▶ TASK INSTRUCTIONS
Copy each line below holding "folders".

SUPPLIED DATA START

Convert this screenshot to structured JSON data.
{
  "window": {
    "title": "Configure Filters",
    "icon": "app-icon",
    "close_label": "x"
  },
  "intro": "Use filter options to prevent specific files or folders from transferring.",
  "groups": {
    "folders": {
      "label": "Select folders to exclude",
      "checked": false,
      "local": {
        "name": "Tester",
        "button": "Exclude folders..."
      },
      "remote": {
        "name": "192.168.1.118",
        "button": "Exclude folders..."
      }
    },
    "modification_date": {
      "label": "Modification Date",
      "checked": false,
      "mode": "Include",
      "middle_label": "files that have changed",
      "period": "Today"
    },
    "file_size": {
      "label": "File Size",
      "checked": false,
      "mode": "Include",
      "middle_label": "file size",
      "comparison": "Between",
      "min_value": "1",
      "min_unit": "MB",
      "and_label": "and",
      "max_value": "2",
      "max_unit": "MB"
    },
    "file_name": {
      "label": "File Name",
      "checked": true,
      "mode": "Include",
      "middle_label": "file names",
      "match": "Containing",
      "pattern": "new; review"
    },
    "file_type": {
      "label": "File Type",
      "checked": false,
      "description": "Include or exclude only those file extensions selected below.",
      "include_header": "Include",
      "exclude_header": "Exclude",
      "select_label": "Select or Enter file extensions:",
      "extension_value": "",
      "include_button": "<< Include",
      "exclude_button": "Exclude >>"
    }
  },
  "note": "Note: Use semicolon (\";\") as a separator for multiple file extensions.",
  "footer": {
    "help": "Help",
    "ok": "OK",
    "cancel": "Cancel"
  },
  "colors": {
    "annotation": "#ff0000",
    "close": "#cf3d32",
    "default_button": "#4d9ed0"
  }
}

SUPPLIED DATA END
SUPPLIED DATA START

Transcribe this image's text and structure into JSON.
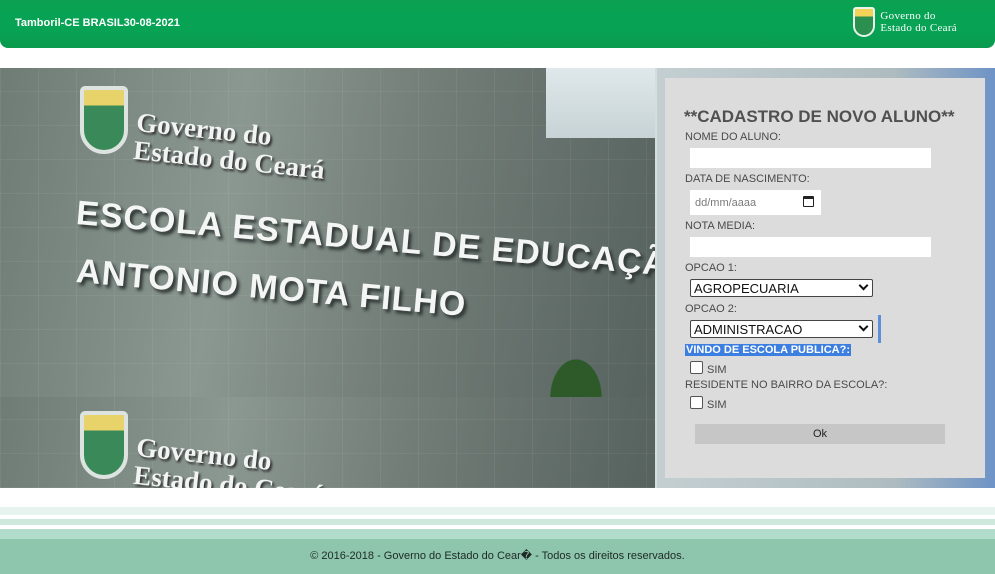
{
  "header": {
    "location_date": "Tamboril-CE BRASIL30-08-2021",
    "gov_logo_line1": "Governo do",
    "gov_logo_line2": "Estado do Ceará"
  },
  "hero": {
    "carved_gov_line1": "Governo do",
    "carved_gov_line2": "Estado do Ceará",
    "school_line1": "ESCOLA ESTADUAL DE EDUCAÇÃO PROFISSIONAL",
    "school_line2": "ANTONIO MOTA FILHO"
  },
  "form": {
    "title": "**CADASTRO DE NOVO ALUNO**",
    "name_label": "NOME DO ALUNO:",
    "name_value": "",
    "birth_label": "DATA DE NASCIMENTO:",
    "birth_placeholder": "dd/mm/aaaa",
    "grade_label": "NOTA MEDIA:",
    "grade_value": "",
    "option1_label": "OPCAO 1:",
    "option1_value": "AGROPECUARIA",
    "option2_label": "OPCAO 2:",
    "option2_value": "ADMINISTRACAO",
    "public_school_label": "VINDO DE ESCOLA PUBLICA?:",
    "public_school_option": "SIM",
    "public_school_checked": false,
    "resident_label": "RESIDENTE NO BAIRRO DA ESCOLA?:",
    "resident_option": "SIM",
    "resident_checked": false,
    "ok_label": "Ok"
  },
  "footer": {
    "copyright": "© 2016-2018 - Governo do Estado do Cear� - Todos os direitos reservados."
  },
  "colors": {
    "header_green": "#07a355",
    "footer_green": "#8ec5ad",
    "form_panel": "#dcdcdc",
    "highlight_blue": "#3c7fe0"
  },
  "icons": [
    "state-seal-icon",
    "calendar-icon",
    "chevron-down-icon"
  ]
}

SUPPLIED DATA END

▶ RESPONSE TO THIS TASK
  "intro": "Use filter options to prevent specific files or folders from transferring.",
    "folders": {
      "label": "Select folders to exclude",
        "button": "Exclude folders..."
        "button": "Exclude folders..."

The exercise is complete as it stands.